Otter Walk with Chong Marjorie & Tina Liow (Otter Working Group)
We are also pointing participants to other walks, workshops and festivals offered by the community in Singapore, and will guide reflections and discussions about their experiences and the landscape in Singapore.
Thanks to the community for their nurturing support of enthusiastic new individuals!
Sat 23 Feb 2019 – the BFF Biodiversity Seminar & Workshop was held at Ridge View Residential College, National University of Singapore. It was exciting for us to host, once again, some 50 like-minded individuals who came together to learn about and discuss biodiversity issues in Singapore.
Our lovely registration duo (Srishti and Karl) registered our participants before guiding them to breakfast. Over toast and coffee, participants, facilitators and mentors warmed up to each other as they interacted on a personal level.
After breakfast, the session began in Multi-purpose Room. Linda Goh, Director of the Biodiversity Information and Policy Branch at the National Parks Board, kicked off the session with a thoughtful and soothing account of her experience in engaging Singaporeans to discover and enjoy nature.
To allow our participants a feel of the BFF Biodiversity Challenge, Tina Liow, alumni of the BFF Biodiversity Challenge 2018, highlighted her main takeaways of her BFF challenge journey and the joy at raising awareness about biodiversity in Singapore – starting with just the simple step of reaching out to family and some highly urbanised friends!
Majorie Chong, an otter-watching member of the public, shared how her regular observations otters has been translated to wildlife management through contributions as a member of the Otter Working Group. The stories from behind the scenes of monitoring and action was exciting and an eye opener to how various groups work together to ensure wildlife in Singapore is protected while educating Singaporeans who delight in our aquatic residents.
The lecture on “Changing Landscapes in Singapore” and its impact on local biodiversity and civil society was delivered by N. Sivasothi aka Otterman, resident coordinator of the BFF programme and experienced advocate for nature conservation in Singapore.
Then the discussions began! Our participants were broken up into focus groups of four or five and brought through three activities by games-master Sivasothi to gain a better understand biodiversity issues in Singapore. The small groups encouraged participants to engage and interact more with our facilitators and mentors and the relaxed atmosphere helped tremendously.
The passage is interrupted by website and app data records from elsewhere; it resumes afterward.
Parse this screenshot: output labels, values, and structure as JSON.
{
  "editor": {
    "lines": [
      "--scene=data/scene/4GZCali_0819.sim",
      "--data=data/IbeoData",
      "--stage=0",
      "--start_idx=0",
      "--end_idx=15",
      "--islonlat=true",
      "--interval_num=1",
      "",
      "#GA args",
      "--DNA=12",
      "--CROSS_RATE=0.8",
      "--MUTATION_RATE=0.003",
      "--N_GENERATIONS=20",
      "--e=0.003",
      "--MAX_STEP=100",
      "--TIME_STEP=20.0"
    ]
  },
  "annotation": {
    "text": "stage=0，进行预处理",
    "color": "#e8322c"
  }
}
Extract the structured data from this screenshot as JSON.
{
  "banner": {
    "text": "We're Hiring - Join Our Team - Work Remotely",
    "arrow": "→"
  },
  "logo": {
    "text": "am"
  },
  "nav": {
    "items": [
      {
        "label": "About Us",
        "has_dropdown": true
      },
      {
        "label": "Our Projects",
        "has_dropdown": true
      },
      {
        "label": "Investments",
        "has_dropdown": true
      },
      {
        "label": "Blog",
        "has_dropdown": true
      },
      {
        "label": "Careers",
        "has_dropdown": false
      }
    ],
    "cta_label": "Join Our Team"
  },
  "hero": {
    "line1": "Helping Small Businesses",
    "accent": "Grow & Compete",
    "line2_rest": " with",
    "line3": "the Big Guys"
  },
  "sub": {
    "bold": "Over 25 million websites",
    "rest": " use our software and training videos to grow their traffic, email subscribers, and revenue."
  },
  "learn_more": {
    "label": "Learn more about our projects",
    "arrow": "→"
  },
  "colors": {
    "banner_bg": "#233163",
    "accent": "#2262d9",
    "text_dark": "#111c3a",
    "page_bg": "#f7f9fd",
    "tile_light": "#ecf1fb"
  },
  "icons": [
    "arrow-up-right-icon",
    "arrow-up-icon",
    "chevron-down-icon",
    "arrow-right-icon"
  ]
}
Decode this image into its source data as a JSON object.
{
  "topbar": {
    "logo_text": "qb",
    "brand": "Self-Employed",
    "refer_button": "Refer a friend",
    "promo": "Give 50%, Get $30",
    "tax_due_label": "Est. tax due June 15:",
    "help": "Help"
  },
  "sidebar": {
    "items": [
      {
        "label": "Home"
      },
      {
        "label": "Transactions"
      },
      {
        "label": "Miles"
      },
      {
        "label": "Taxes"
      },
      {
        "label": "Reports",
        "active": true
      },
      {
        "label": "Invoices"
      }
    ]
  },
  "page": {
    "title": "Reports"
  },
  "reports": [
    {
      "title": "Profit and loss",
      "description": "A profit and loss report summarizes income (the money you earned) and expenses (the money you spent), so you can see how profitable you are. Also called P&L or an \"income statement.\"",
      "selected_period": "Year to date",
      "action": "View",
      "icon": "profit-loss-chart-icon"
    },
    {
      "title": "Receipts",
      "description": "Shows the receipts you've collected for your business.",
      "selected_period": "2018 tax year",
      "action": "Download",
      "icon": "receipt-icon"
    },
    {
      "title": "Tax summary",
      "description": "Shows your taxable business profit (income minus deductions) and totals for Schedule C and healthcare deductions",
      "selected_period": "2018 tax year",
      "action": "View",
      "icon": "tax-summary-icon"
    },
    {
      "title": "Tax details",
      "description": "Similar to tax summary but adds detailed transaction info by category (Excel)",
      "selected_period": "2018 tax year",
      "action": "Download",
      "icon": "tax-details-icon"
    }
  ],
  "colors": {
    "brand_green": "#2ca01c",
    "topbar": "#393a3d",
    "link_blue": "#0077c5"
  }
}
Through discussions and hands-on activities, participants looked up various resources which broaden their knowledge about wildlife and biodiversity –and help them, answer questions!
Participants identified various local animals, worked out their origin categories, as well as their global and local red list statuses, informal and formal groups in the local conservation scene, including agencies and ministries. This helped them understand the stakeholder engagement mechanism underway in various projects.
Rounding up a fruitful workshop, Joy Wong briefed participants about the diversity of activities offered by the BFF Biodiversity Challenge 2019. And then there was lunch – another chance to network with each another as well as our mentors and facilitators.
It certainly looked like most enjoyed themselves and we are looking forward to their personal journeys with the BFF Biodiversity Challenge 2019!
(Photo credits: Lesley Chng)
Thanks to the team: Our Facilitators – Ivan Kwan, Joleen Chan, Karl Png, Lesley Chng, Majorie Chong, Sankar Anantharayanan, Shirlene Chiam, Srishti Arora, Tan Boxin, Tina Liow & Xu Weiting. Our Mentors – Alvin Wong, Stephen Beng, Linda Goh & N. Sivasothi. Our Secretariat – Joy Wong & Rena Tan